Manager John Coleman said: “You can’t help but get emotional, but it’s all about the players. The fans have come out in their numbers and I am delighted for them as well.”
Peter Leatham, Stanley supporters club chairman, reflected on the magnitude of the achievement and some of the key figures in the club’s recent history - past and present - who have all played a key role in this week’s triumph.
He said: “Tuesday night was a touch of karma really because it’s the 50th anniversary of the club’s reformation but it was also the exact date that the Football League was formed 130 years ago with Accrington as one of the founder members.
“There’s been a number of people who have kept the club going and unfortunately some are no longer with us.
“John De-Maine passed away last week and he was instrumental in keeping the club afloat, along with the Eric Whalleys and Jack Barretts of this world. Without those people there wouldn’t have been a club for Andy Holt to come and work his magic on. Long may it continue.”
Celebrating supporters said the ‘unbelievable’ performance of the club had exceeded their wildest dreams.
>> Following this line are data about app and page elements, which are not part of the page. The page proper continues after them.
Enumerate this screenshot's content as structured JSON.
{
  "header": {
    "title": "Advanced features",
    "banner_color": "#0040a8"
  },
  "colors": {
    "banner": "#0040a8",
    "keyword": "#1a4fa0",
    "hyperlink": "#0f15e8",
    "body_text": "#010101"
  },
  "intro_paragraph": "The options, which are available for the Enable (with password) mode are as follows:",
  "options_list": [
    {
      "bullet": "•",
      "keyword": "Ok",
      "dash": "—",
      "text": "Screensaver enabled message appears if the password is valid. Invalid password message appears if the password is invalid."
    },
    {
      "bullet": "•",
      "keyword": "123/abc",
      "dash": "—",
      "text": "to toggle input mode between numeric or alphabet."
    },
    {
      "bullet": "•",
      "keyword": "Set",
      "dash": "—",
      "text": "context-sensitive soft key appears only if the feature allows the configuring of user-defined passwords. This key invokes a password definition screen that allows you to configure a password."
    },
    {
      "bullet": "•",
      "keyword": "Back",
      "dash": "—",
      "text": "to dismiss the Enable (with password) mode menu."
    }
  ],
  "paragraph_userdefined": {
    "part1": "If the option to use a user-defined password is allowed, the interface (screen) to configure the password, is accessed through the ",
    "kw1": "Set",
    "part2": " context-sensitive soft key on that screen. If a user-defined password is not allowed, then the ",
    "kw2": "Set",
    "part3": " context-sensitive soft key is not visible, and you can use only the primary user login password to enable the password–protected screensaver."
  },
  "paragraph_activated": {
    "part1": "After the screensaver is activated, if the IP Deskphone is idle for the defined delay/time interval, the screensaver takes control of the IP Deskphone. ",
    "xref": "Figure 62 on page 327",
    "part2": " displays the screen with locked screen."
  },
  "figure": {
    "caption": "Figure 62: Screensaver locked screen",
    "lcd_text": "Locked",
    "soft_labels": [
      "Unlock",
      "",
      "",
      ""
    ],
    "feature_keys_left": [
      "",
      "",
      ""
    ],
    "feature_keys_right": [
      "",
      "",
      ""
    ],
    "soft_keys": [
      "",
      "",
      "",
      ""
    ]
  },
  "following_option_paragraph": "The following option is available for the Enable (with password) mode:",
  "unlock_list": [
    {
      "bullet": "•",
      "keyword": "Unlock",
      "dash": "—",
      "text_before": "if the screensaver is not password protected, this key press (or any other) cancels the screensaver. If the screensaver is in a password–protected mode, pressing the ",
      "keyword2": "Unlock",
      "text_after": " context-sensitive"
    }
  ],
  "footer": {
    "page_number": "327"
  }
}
Paul Iddon said: “John Coleman’s done brilliantly considering we have one of the smallest budgets, smallest crowds joint with Morecambe in the league and we don’t have a lot of money to pay players big wages. The team ethic has been key from the players to the crowd, everybody’s been on board.”
Stanley author Darren Woodhead said: “Never ever did I believe it would be possible in a million years to be playing teams like Sunderland in the league.”
With promotion now secured, the Reds get back down to business on Saturday with a tough-looking trip to promotion chasers Wycombe, one of just two teams - along with Luton - who can still deny them the title. Stanley need a maximum of six points from their remaining four games, but a victory on this weekend could see them crowned champions if second-placed Luton slip to defeat at mid-table Carlisle. Stanley then play their game in hand on Tuesday night at 12th-placed Newport County.